[[ Data for analysis open ]]
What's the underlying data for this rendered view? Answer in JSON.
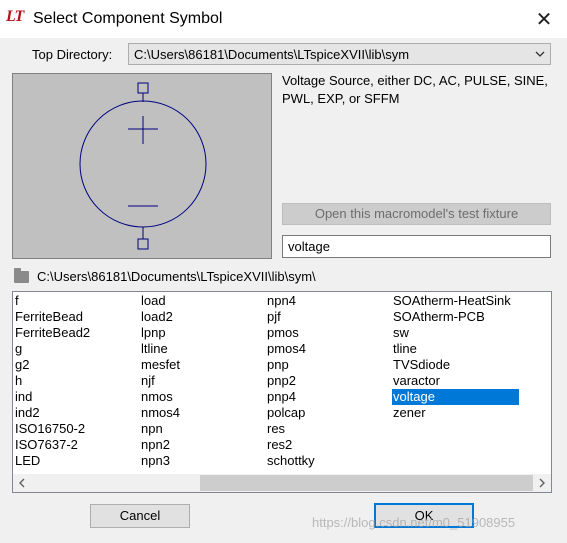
{
  "window": {
    "title": "Select Component Symbol",
    "logo_text": "LT",
    "close_glyph": "✕"
  },
  "top_directory": {
    "label": "Top Directory:",
    "value": "C:\\Users\\86181\\Documents\\LTspiceXVII\\lib\\sym"
  },
  "description": "Voltage Source, either DC, AC, PULSE, SINE, PWL, EXP, or SFFM",
  "test_fixture_button": "Open this macromodel's test fixture",
  "component_name": "voltage",
  "current_path": "C:\\Users\\86181\\Documents\\LTspiceXVII\\lib\\sym\\",
  "columns": [
    [
      "f",
      "FerriteBead",
      "FerriteBead2",
      "g",
      "g2",
      "h",
      "ind",
      "ind2",
      "ISO16750-2",
      "ISO7637-2",
      "LED"
    ],
    [
      "load",
      "load2",
      "lpnp",
      "ltline",
      "mesfet",
      "njf",
      "nmos",
      "nmos4",
      "npn",
      "npn2",
      "npn3"
    ],
    [
      "npn4",
      "pjf",
      "pmos",
      "pmos4",
      "pnp",
      "pnp2",
      "pnp4",
      "polcap",
      "res",
      "res2",
      "schottky"
    ],
    [
      "SOAtherm-HeatSink",
      "SOAtherm-PCB",
      "sw",
      "tline",
      "TVSdiode",
      "varactor",
      "voltage",
      "zener"
    ]
  ],
  "selected_item": "voltage",
  "buttons": {
    "cancel": "Cancel",
    "ok": "OK"
  },
  "watermark": "https://blog.csdn.net/m0_51908955",
  "icons": {
    "folder": "folder-icon",
    "scroll_left": "‹",
    "scroll_right": "›",
    "dropdown": "⌵"
  },
  "colors": {
    "selection": "#0078d7",
    "symbol_stroke": "#000080",
    "preview_bg": "#c0c0c0"
  }
}
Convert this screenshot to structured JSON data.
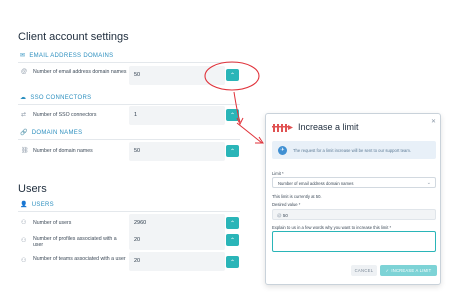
{
  "client_settings": {
    "title": "Client account settings",
    "email_section": "EMAIL ADDRESS DOMAINS",
    "email_row_label": "Number of email address domain names",
    "email_row_value": "50",
    "sso_section": "SSO CONNECTORS",
    "sso_row_label": "Number of SSO connectors",
    "sso_row_value": "1",
    "domain_section": "DOMAIN NAMES",
    "domain_row_label": "Number of domain names",
    "domain_row_value": "50"
  },
  "users": {
    "title": "Users",
    "section": "USERS",
    "rows": [
      {
        "label": "Number of users",
        "value": "2960"
      },
      {
        "label": "Number of profiles associated with a user",
        "value": "20"
      },
      {
        "label": "Number of teams associated with a user",
        "value": "20"
      }
    ]
  },
  "modal": {
    "title": "Increase a limit",
    "info_text": "The request for a limit increase will be sent to our support team.",
    "limit_label": "Limit *",
    "limit_value": "Number of email address domain names",
    "current_text": "This limit is currently at 50.",
    "desired_label": "Desired value *",
    "desired_value": "50",
    "explain_label": "Explain to us in a few words why you want to increase this limit *",
    "cancel_label": "CANCEL",
    "increase_label": "INCREASE A LIMIT"
  },
  "colors": {
    "accent": "#2ab5b8",
    "section": "#2c8fbf",
    "annotation": "#e0323a"
  }
}
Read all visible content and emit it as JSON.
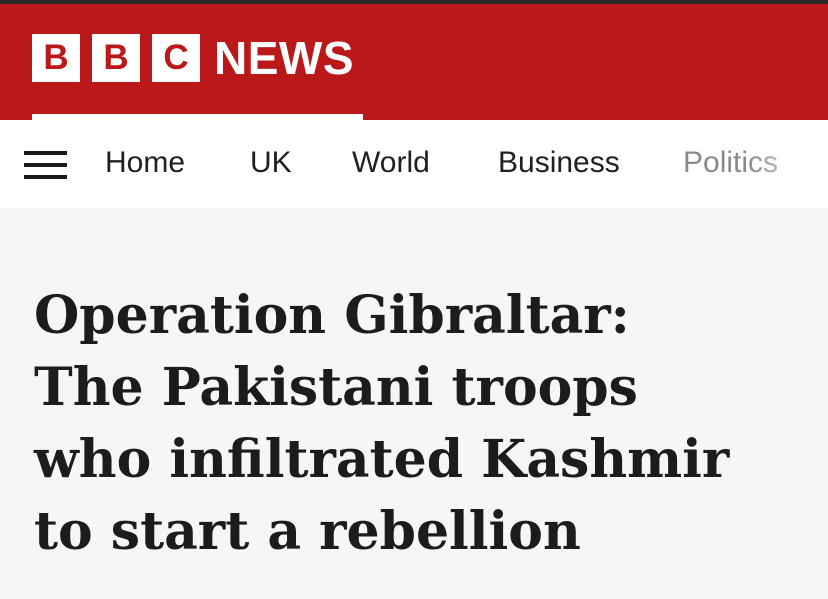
{
  "brand": {
    "letters": [
      "B",
      "B",
      "C"
    ],
    "news_label": "NEWS",
    "accent_color": "#bb1919"
  },
  "nav": {
    "menu_icon": "hamburger-menu-icon",
    "items": [
      {
        "label": "Home"
      },
      {
        "label": "UK"
      },
      {
        "label": "World"
      },
      {
        "label": "Business"
      },
      {
        "label": "Politics"
      }
    ]
  },
  "article": {
    "headline_lines": [
      "Operation Gibraltar:",
      "The Pakistani troops",
      "who infiltrated Kashmir",
      "to start a rebellion"
    ]
  }
}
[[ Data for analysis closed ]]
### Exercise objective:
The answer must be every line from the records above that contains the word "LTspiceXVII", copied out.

### Output for this task:
    "value": "C:\\Users\\86181\\Documents\\LTspiceXVII\\lib\\sym"
  "current_path": "C:\\Users\\86181\\Documents\\LTspiceXVII\\lib\\sym\\",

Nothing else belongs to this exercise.